The policy says that it "shall be implemented consistent with applicable law," but it does not say which laws are "applicable." Because the Bush legal team has pushed a controversial theory that the Constitution gives the president an unwritten power to disobey laws at his own discretion to protect national security, some specialists said that the vagueness of the policy is troubling.

Asked if the White House believes that the National Emergencies Act is a constitutional constraint on executive power and thus would apply, Johndroe repeated only that "Anything developed would be consistent with all applicable laws."
But despite the troubling implications (e.g. Bush gets to declare himself dictator on his say so without-nay-despite pre-existing Congressional checks against such an usurpation) White House spokesman Gordan Johndroe asserted that the American public needs no explanation because of 9/11. So what the hell does that mean? We've already ceased being a democracy and the White House can just rewrite our system and form of government by fiat now?

I've said before that what Savage did in examining Bush's use of signing statements to usurp the powers of the Legislative branch and assert the right to overturn laws duly enacted by Congress needs to be done with Bush's use of Executive Orders. This is another such instance that highlights that need, as the NSD is itself a specialized form of the executive order.

If we are to save democracy, then we must have a full accounting in the public realm of all of the ways in which it has been subverted and undermined, and unless something starts to change in the way media discourse is carried out, the prospects of American democracy surviving through the 21st century are going to grow dim. Democracy can not survive without a well-informed citizenry and a press ever on guard against encroachments against our liberties.

It's on days like this that I have to pinch myself and make sure that I haven't slipped off into some dream (nightmare) to only then realize that I am in fact living in some strange bizarro proto-1984 version of America. If we are going to establish COG plans in case of some sort of national emergency, then the American people must have some assurances that there will be checks in place to preserve the rule of law. Let us not make the mistakes the post WWI Germans made and write an Article 48 into our Constitution (or rather let President Bush and his lawyers pretend that one already exists in Article II).

And although I agree with much of this Alternet article about the inherent dangers of the theory of a unitary executive, we need not even wander into the realm of speculative conspiracy to take alarm at the nature of this directive. The point is that NO PERSON should be above the law in this country and that NO PERSON has the power to rewrite the Constitution by personal fiat and assertion.

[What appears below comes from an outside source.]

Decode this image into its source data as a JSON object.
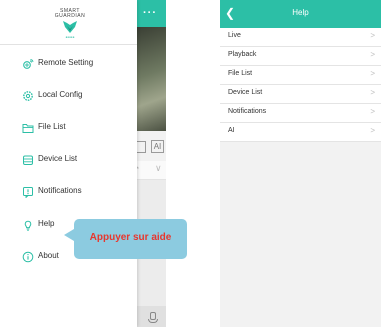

The new NSD and the theory of a "unitary executive" are in themselves enough to take alarm at. Have we as a nation forgotten the principles that the founders put their lives on the line for?

"[I]t is proper to take alarm at the first experiment on our liberties. We hold this prudent jealousy to be the first duty of citizens, and one of [the] noblest characteristics of the late Revolution. " - James Madison, "Memorial and Remonstrance" (1785)

Will democracy survive if we forget the price of liberty is eternal vigilance - what Madison called "the first duty of citizens?"

No comments: